--- Aim of the task ---
What's needed: every entry, printed exactly, minus the images.

************

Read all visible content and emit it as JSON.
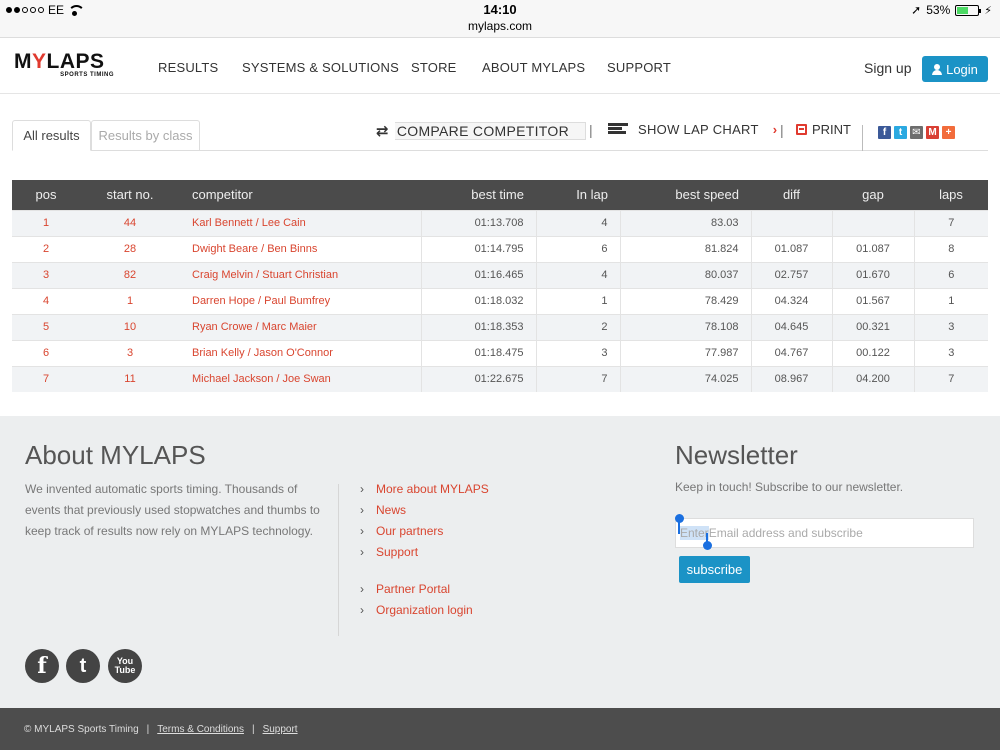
{
  "status_bar": {
    "carrier": "EE",
    "time": "14:10",
    "url": "mylaps.com",
    "battery": "53%",
    "battery_level": 0.53
  },
  "header": {
    "logo_main_a": "M",
    "logo_main_b": "Y",
    "logo_main_c": "LAPS",
    "logo_sub": "SPORTS TIMING",
    "nav": [
      "RESULTS",
      "SYSTEMS & SOLUTIONS",
      "STORE",
      "ABOUT MYLAPS",
      "SUPPORT"
    ],
    "signup": "Sign up",
    "login": "Login"
  },
  "tabs": {
    "all_results": "All results",
    "results_by_class": "Results by class"
  },
  "toolbar": {
    "compare": "COMPARE COMPETITOR",
    "lap_chart": "SHOW LAP CHART",
    "print": "PRINT",
    "separator": "|"
  },
  "share_icons": [
    {
      "name": "facebook-share-icon",
      "glyph": "f",
      "color": "#3b5998"
    },
    {
      "name": "twitter-share-icon",
      "glyph": "t",
      "color": "#2ba9e1"
    },
    {
      "name": "email-share-icon",
      "glyph": "✉",
      "color": "#6d6d6d"
    },
    {
      "name": "gmail-share-icon",
      "glyph": "M",
      "color": "#d93f34"
    },
    {
      "name": "more-share-icon",
      "glyph": "+",
      "color": "#f26c3b"
    }
  ],
  "results_table": {
    "columns": [
      "pos",
      "start no.",
      "competitor",
      "best time",
      "In lap",
      "best speed",
      "diff",
      "gap",
      "laps"
    ],
    "rows": [
      [
        "1",
        "44",
        "Karl Bennett / Lee Cain",
        "01:13.708",
        "4",
        "83.03",
        "",
        "",
        "7"
      ],
      [
        "2",
        "28",
        "Dwight Beare / Ben Binns",
        "01:14.795",
        "6",
        "81.824",
        "01.087",
        "01.087",
        "8"
      ],
      [
        "3",
        "82",
        "Craig Melvin / Stuart Christian",
        "01:16.465",
        "4",
        "80.037",
        "02.757",
        "01.670",
        "6"
      ],
      [
        "4",
        "1",
        "Darren Hope / Paul Bumfrey",
        "01:18.032",
        "1",
        "78.429",
        "04.324",
        "01.567",
        "1"
      ],
      [
        "5",
        "10",
        "Ryan Crowe / Marc Maier",
        "01:18.353",
        "2",
        "78.108",
        "04.645",
        "00.321",
        "3"
      ],
      [
        "6",
        "3",
        "Brian Kelly / Jason O'Connor",
        "01:18.475",
        "3",
        "77.987",
        "04.767",
        "00.122",
        "3"
      ],
      [
        "7",
        "11",
        "Michael Jackson / Joe Swan",
        "01:22.675",
        "7",
        "74.025",
        "08.967",
        "04.200",
        "7"
      ]
    ]
  },
  "footer": {
    "about_title": "About MYLAPS",
    "about_text": "We invented automatic sports timing. Thousands of events that previously used stopwatches and thumbs to keep track of results now rely on MYLAPS technology.",
    "links_group1": [
      "More about MYLAPS",
      "News",
      "Our partners",
      "Support"
    ],
    "links_group2": [
      "Partner Portal",
      "Organization login"
    ],
    "newsletter_title": "Newsletter",
    "newsletter_text": "Keep in touch! Subscribe to our newsletter.",
    "newsletter_selected": "Enter",
    "newsletter_rest": " Email address and subscribe",
    "subscribe": "subscribe",
    "social": [
      "f",
      "t",
      "You Tube"
    ]
  },
  "bottom_bar": {
    "copyright": "© MYLAPS Sports Timing",
    "terms": "Terms & Conditions",
    "support": "Support",
    "separator": "|"
  },
  "colors": {
    "accent_red": "#d9452f",
    "button_blue": "#1b93c6",
    "table_header": "#4b4b4b"
  }
}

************

--- Written solution ---
Read all visible content and emit it as JSON.
{
  "status_bar": {
    "carrier": "EE",
    "time": "14:10",
    "url": "mylaps.com",
    "battery": "53%",
    "battery_level": 0.53
  },
  "header": {
    "logo_main_a": "M",
    "logo_main_b": "Y",
    "logo_main_c": "LAPS",
    "logo_sub": "SPORTS TIMING",
    "nav": [
      "RESULTS",
      "SYSTEMS & SOLUTIONS",
      "STORE",
      "ABOUT MYLAPS",
      "SUPPORT"
    ],
    "signup": "Sign up",
    "login": "Login"
  },
  "tabs": {
    "all_results": "All results",
    "results_by_class": "Results by class"
  },
  "toolbar": {
    "compare": "COMPARE COMPETITOR",
    "lap_chart": "SHOW LAP CHART",
    "print": "PRINT",
    "separator": "|"
  },
  "share_icons": [
    {
      "name": "facebook-share-icon",
      "glyph": "f",
      "color": "#3b5998"
    },
    {
      "name": "twitter-share-icon",
      "glyph": "t",
      "color": "#2ba9e1"
    },
    {
      "name": "email-share-icon",
      "glyph": "✉",
      "color": "#6d6d6d"
    },
    {
      "name": "gmail-share-icon",
      "glyph": "M",
      "color": "#d93f34"
    },
    {
      "name": "more-share-icon",
      "glyph": "+",
      "color": "#f26c3b"
    }
  ],
  "results_table": {
    "columns": [
      "pos",
      "start no.",
      "competitor",
      "best time",
      "In lap",
      "best speed",
      "diff",
      "gap",
      "laps"
    ],
    "rows": [
      [
        "1",
        "44",
        "Karl Bennett / Lee Cain",
        "01:13.708",
        "4",
        "83.03",
        "",
        "",
        "7"
      ],
      [
        "2",
        "28",
        "Dwight Beare / Ben Binns",
        "01:14.795",
        "6",
        "81.824",
        "01.087",
        "01.087",
        "8"
      ],
      [
        "3",
        "82",
        "Craig Melvin / Stuart Christian",
        "01:16.465",
        "4",
        "80.037",
        "02.757",
        "01.670",
        "6"
      ],
      [
        "4",
        "1",
        "Darren Hope / Paul Bumfrey",
        "01:18.032",
        "1",
        "78.429",
        "04.324",
        "01.567",
        "1"
      ],
      [
        "5",
        "10",
        "Ryan Crowe / Marc Maier",
        "01:18.353",
        "2",
        "78.108",
        "04.645",
        "00.321",
        "3"
      ],
      [
        "6",
        "3",
        "Brian Kelly / Jason O'Connor",
        "01:18.475",
        "3",
        "77.987",
        "04.767",
        "00.122",
        "3"
      ],
      [
        "7",
        "11",
        "Michael Jackson / Joe Swan",
        "01:22.675",
        "7",
        "74.025",
        "08.967",
        "04.200",
        "7"
      ]
    ]
  },
  "footer": {
    "about_title": "About MYLAPS",
    "about_text": "We invented automatic sports timing. Thousands of events that previously used stopwatches and thumbs to keep track of results now rely on MYLAPS technology.",
    "links_group1": [
      "More about MYLAPS",
      "News",
      "Our partners",
      "Support"
    ],
    "links_group2": [
      "Partner Portal",
      "Organization login"
    ],
    "newsletter_title": "Newsletter",
    "newsletter_text": "Keep in touch! Subscribe to our newsletter.",
    "newsletter_selected": "Enter",
    "newsletter_rest": " Email address and subscribe",
    "subscribe": "subscribe",
    "social": [
      "f",
      "t",
      "You Tube"
    ]
  },
  "bottom_bar": {
    "copyright": "© MYLAPS Sports Timing",
    "terms": "Terms & Conditions",
    "support": "Support",
    "separator": "|"
  },
  "colors": {
    "accent_red": "#d9452f",
    "button_blue": "#1b93c6",
    "table_header": "#4b4b4b"
  }
}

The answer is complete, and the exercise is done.